    B. In partic., of expression, force, energy: “horum oratio neque nervos, neque aculeos oratorios ac forenses habet,” Cic. Or. 19, 62; cf. id. de Or. 3, 21, 80: “nervi in dicendo,” id. ib. 2, 22, 91: “sectantem levia nervi Deficiunt,” Hor. A. P. 26.

  • Quote


    The use of that lone Greek word αιρεσει is notable. Implying choice among schools, it's the very word that Christians would later use to make a crime of choice—"heresy".

    Yes I thought the definition of that word was interesting too. Can you expand on your comment for the Christian heresy?

  • Comment by Elli:

    "Δύναμη" [dyname] is the Greek word for the english words as force, vigor, power, and strength. Νature is dynamic and not static.

    And as the ES 37 says : Nature is weak toward evil, not toward good: because it is saved by pleasures, but destroyed by pains.

    Our natural condition is strengthened and enhanced by the enjoyment of pleasures past, present and expectation of the future ones.

  • I hadn't seen this post when I wrote that, Cassius, so I didn't realize you had already delved into the etymology.

    I wouldn't have recognized the Greek term in the first place if Greenblatt had not discussed it in the Getty lecture, at the 15:00 mark in this video.

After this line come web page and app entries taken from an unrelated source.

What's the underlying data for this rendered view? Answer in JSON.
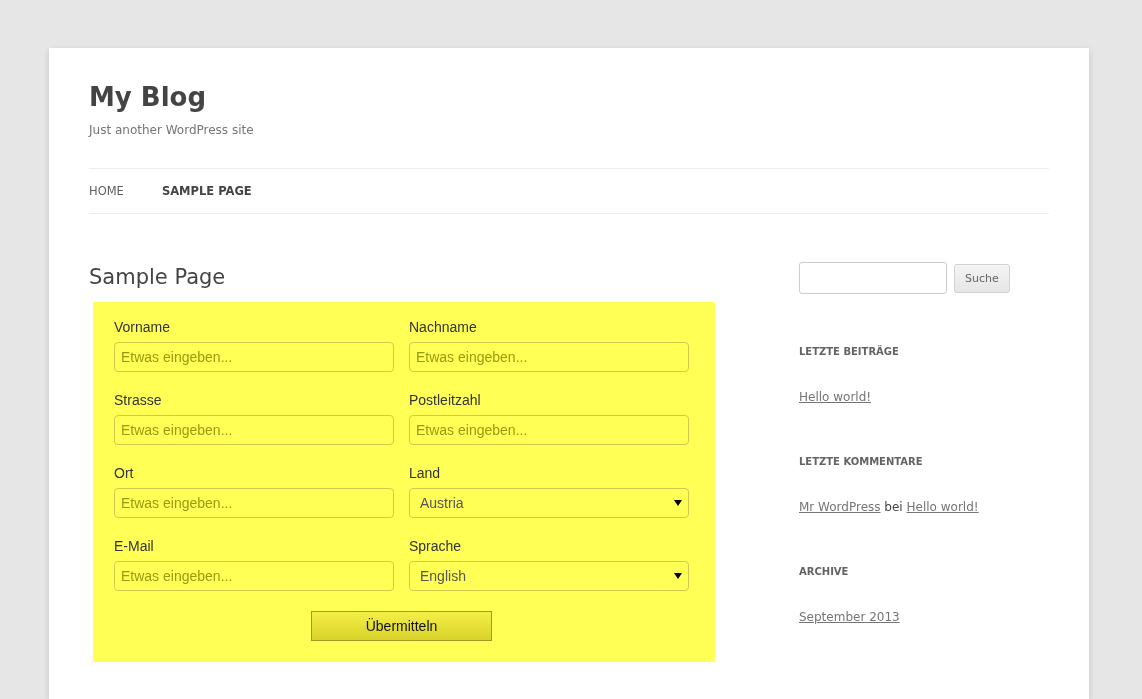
{
  "site": {
    "title": "My Blog",
    "tagline": "Just another WordPress site"
  },
  "nav": [
    {
      "label": "HOME",
      "selected": false
    },
    {
      "label": "SAMPLE PAGE",
      "selected": true
    }
  ],
  "page": {
    "title": "Sample Page",
    "form": {
      "fields": [
        {
          "kind": "text",
          "label": "Vorname",
          "placeholder": "Etwas eingeben..."
        },
        {
          "kind": "text",
          "label": "Nachname",
          "placeholder": "Etwas eingeben..."
        },
        {
          "kind": "text",
          "label": "Strasse",
          "placeholder": "Etwas eingeben..."
        },
        {
          "kind": "text",
          "label": "Postleitzahl",
          "placeholder": "Etwas eingeben..."
        },
        {
          "kind": "text",
          "label": "Ort",
          "placeholder": "Etwas eingeben..."
        },
        {
          "kind": "select",
          "label": "Land",
          "value": "Austria"
        },
        {
          "kind": "text",
          "label": "E-Mail",
          "placeholder": "Etwas eingeben..."
        },
        {
          "kind": "select",
          "label": "Sprache",
          "value": "English"
        }
      ],
      "submit": "Übermitteln"
    }
  },
  "sidebar": {
    "search_button": "Suche",
    "widgets": [
      {
        "title": "LETZTE BEITRÄGE",
        "kind": "links",
        "links": [
          "Hello world!"
        ]
      },
      {
        "title": "LETZTE KOMMENTARE",
        "kind": "comment",
        "author": "Mr WordPress",
        "joiner": "bei",
        "post": "Hello world!"
      },
      {
        "title": "ARCHIVE",
        "kind": "links",
        "links": [
          "September 2013"
        ]
      }
    ]
  }
}
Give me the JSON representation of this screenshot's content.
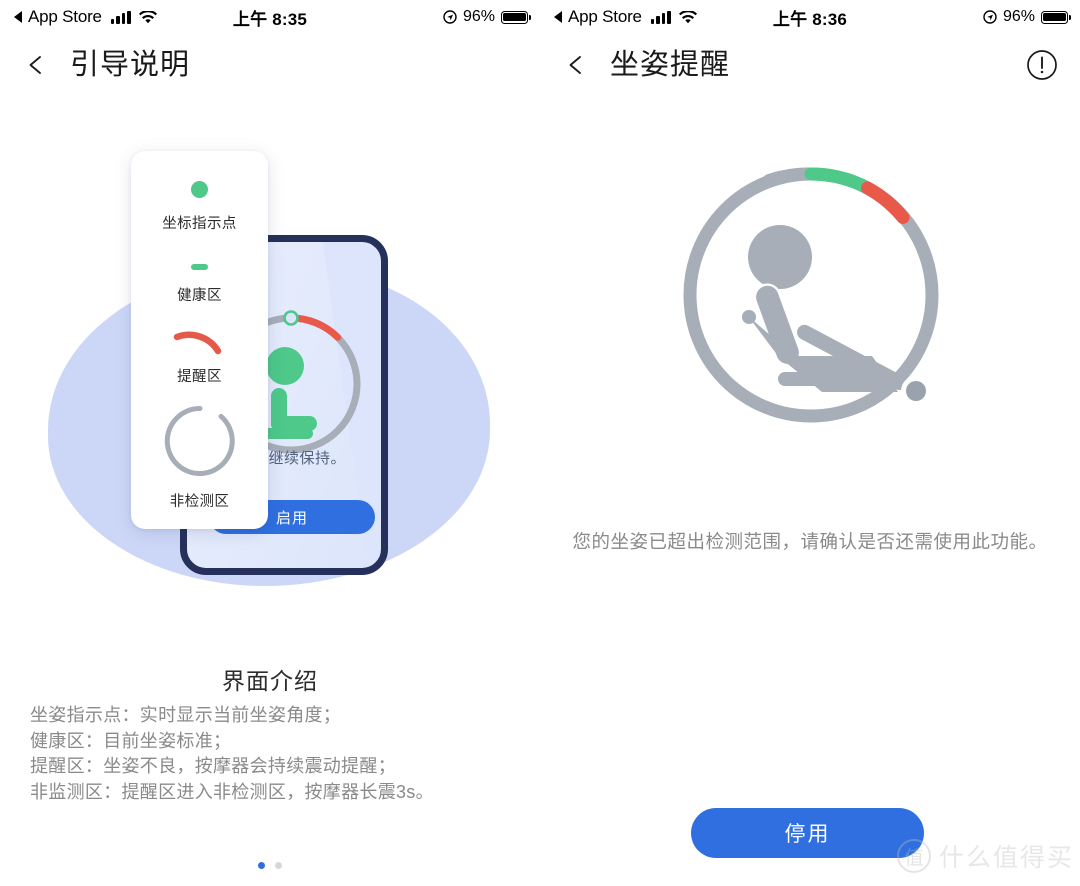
{
  "colors": {
    "accent_blue": "#2f6fe0",
    "healthy_green": "#4ec98a",
    "alert_red": "#e8594a",
    "inactive_gray": "#a7aeb8",
    "blob_lavender": "#ccd7f8",
    "phone_frame": "#26315b",
    "phone_screen": "#dce5fb"
  },
  "left_screen": {
    "status_bar": {
      "back_app_label": "App Store",
      "signal_icon": "cellular-bars-icon",
      "wifi_icon": "wifi-icon",
      "time": "上午 8:35",
      "location_icon": "location-arrow-icon",
      "battery_percent": "96%",
      "battery_icon": "battery-full-icon"
    },
    "header": {
      "back_icon": "arrow-left-icon",
      "title": "引导说明"
    },
    "legend_card": {
      "items": [
        {
          "icon": "green-dot-icon",
          "label": "坐标指示点"
        },
        {
          "icon": "green-bar-icon",
          "label": "健康区"
        },
        {
          "icon": "red-arc-icon",
          "label": "提醒区"
        },
        {
          "icon": "gray-ring-icon",
          "label": "非检测区"
        }
      ]
    },
    "phone_mockup": {
      "gauge_icon": "posture-gauge-icon",
      "caption": "准，请继续保持。",
      "enable_button": "启用"
    },
    "intro": {
      "title": "界面介绍",
      "lines": [
        "坐姿指示点：实时显示当前坐姿角度；",
        "健康区：目前坐姿标准；",
        "提醒区：坐姿不良，按摩器会持续震动提醒；",
        "非监测区：提醒区进入非检测区，按摩器长震3s。"
      ]
    },
    "pager": {
      "total": 2,
      "active_index": 0
    }
  },
  "right_screen": {
    "status_bar": {
      "back_app_label": "App Store",
      "signal_icon": "cellular-bars-icon",
      "wifi_icon": "wifi-icon",
      "time": "上午 8:36",
      "location_icon": "location-arrow-icon",
      "battery_percent": "96%",
      "battery_icon": "battery-full-icon"
    },
    "header": {
      "back_icon": "arrow-left-icon",
      "title": "坐姿提醒",
      "info_icon": "exclamation-circle-icon"
    },
    "gauge": {
      "icon": "posture-gauge-icon",
      "track_color": "#a7aeb8",
      "healthy_arc_color": "#4ec98a",
      "alert_arc_color": "#e8594a",
      "indicator_position": "bottom-right-outside-range"
    },
    "description": "您的坐姿已超出检测范围，请确认是否还需使用此功能。",
    "primary_button": "停用"
  },
  "watermark": {
    "logo_glyph": "值",
    "text": "什么值得买"
  }
}
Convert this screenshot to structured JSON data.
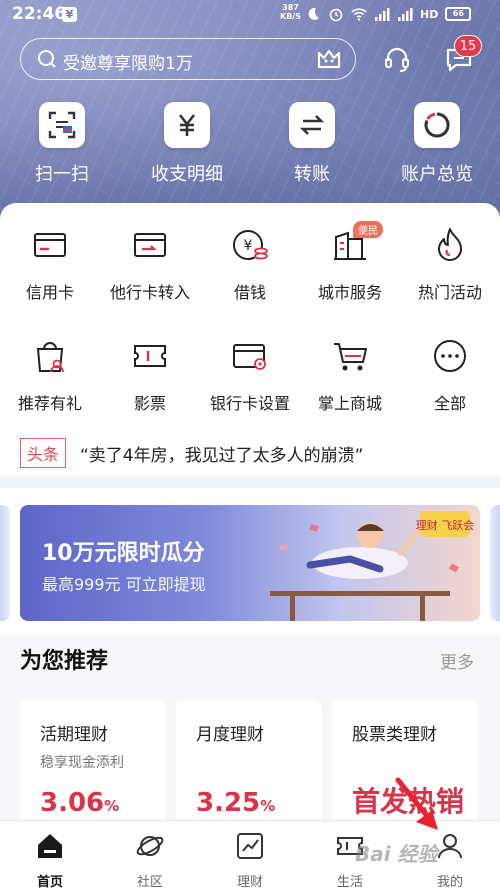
{
  "status": {
    "time": "22:46",
    "net_speed_num": "387",
    "net_speed_unit": "KB/S",
    "battery": "66"
  },
  "header": {
    "search_placeholder": "受邀尊享限购1万",
    "message_count": "15"
  },
  "quick_actions": [
    {
      "label": "扫一扫",
      "icon": "scan-icon"
    },
    {
      "label": "收支明细",
      "icon": "yuan-icon"
    },
    {
      "label": "转账",
      "icon": "transfer-icon"
    },
    {
      "label": "账户总览",
      "icon": "pie-icon"
    }
  ],
  "services_row1": [
    {
      "label": "信用卡",
      "icon": "credit-card-icon"
    },
    {
      "label": "他行卡转入",
      "icon": "card-in-icon"
    },
    {
      "label": "借钱",
      "icon": "loan-icon"
    },
    {
      "label": "城市服务",
      "icon": "city-icon",
      "tag": "便民"
    },
    {
      "label": "热门活动",
      "icon": "flame-icon"
    }
  ],
  "services_row2": [
    {
      "label": "推荐有礼",
      "icon": "gift-bag-icon"
    },
    {
      "label": "影票",
      "icon": "ticket-icon"
    },
    {
      "label": "银行卡设置",
      "icon": "card-settings-icon"
    },
    {
      "label": "掌上商城",
      "icon": "cart-icon"
    },
    {
      "label": "全部",
      "icon": "more-icon"
    }
  ],
  "headline": {
    "tag": "头条",
    "text": "“卖了4年房，我见过了太多人的崩溃”"
  },
  "banner": {
    "title": "10万元限时瓜分",
    "subtitle": "最高999元 可立即提现",
    "badge_text": "理财 飞跃会"
  },
  "recommend": {
    "title": "为您推荐",
    "more": "更多",
    "cards": [
      {
        "title": "活期理财",
        "subtitle": "稳享现金添利",
        "value": "3.06",
        "unit": "%"
      },
      {
        "title": "月度理财",
        "subtitle": "",
        "value": "3.25",
        "unit": "%"
      },
      {
        "title": "股票类理财",
        "subtitle": "",
        "promo": "首发热销"
      }
    ]
  },
  "bottom_nav": [
    {
      "label": "首页",
      "icon": "home-icon",
      "active": true
    },
    {
      "label": "社区",
      "icon": "planet-icon",
      "active": false
    },
    {
      "label": "理财",
      "icon": "chart-icon",
      "active": false
    },
    {
      "label": "生活",
      "icon": "ticket-life-icon",
      "active": false
    },
    {
      "label": "我的",
      "icon": "user-icon",
      "active": false
    }
  ],
  "watermark": "Bai 经验",
  "colors": {
    "accent_red": "#d9344a",
    "hero_blue": "#6f79ae",
    "badge_red": "#e9384c"
  }
}
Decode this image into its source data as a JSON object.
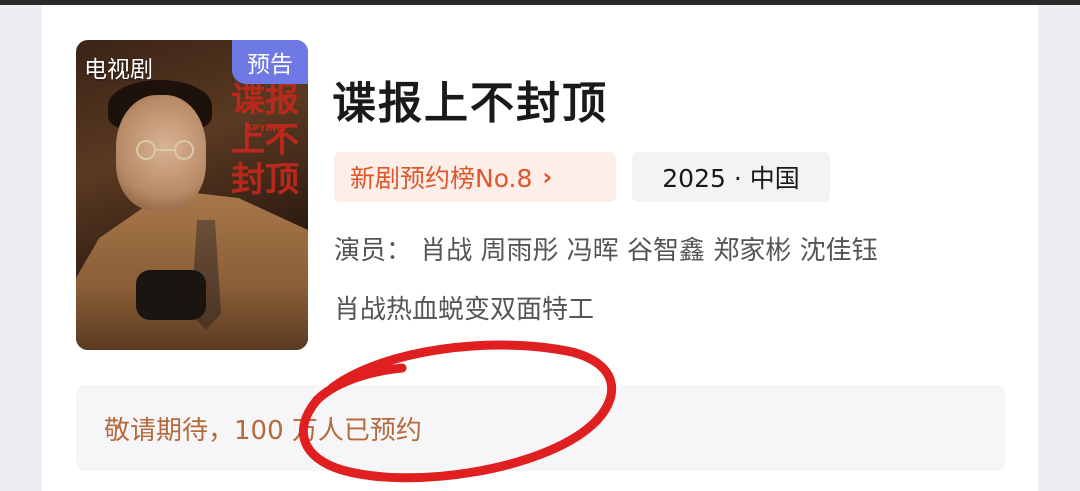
{
  "poster": {
    "category_tag": "电视剧",
    "preview_tag": "预告",
    "title_art": "谍报上不封顶",
    "title_art_en": "SPYING"
  },
  "show": {
    "title": "谍报上不封顶",
    "rank_label": "新剧预约榜No.8",
    "rank_chevron": "›",
    "year_region": "2025 · 中国",
    "cast": "演员： 肖战 周雨彤 冯晖 谷智鑫 郑家彬 沈佳钰",
    "description": "肖战热血蜕变双面特工"
  },
  "reservation": {
    "text": "敬请期待，100 万人已预约"
  },
  "colors": {
    "preview_tag_bg": "#6f79e6",
    "rank_text": "#e0562c",
    "rank_bg": "#fdefe8",
    "reserve_text": "#b56a3c",
    "circle_annotation": "#e02020"
  }
}
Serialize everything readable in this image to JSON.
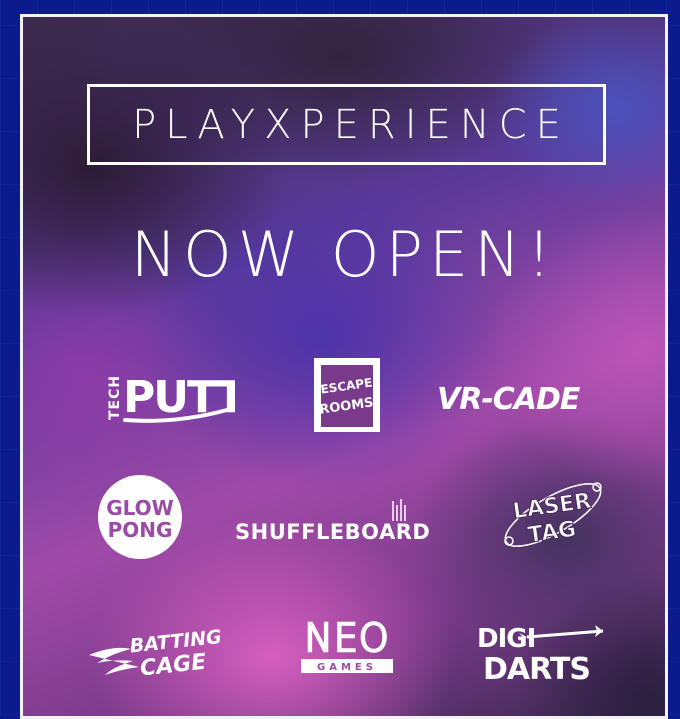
{
  "brand": {
    "name": "PLAYXPERIENCE"
  },
  "headline": {
    "text": "NOW OPEN!"
  },
  "attractions": {
    "tech_putt": {
      "small": "TECH",
      "big": "PUTT"
    },
    "escape_rooms": {
      "line1": "ESCAPE",
      "line2": "ROOMS"
    },
    "vr_cade": {
      "text": "VR-CADE"
    },
    "glow_pong": {
      "line1": "GLOW",
      "line2": "PONG"
    },
    "shuffleboard": {
      "text": "SHUFFLEBOARD"
    },
    "laser_tag": {
      "line1": "LASER",
      "line2": "TAG"
    },
    "batting_cage": {
      "line1": "BATTING",
      "line2": "CAGE"
    },
    "neo_games": {
      "big": "NEO",
      "small": "GAMES"
    },
    "digi_darts": {
      "line1": "DIGI",
      "line2": "DARTS"
    }
  },
  "colors": {
    "outer_background": "#0b1a8c",
    "border": "#f2f2f2",
    "text": "#ffffff",
    "glow_pong_text": "#9b4aa6"
  }
}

So that's a good place to start.

    I notice from your post that it was used in that sense in the book of Ecclesiastes. That's earlier than I would have supposed.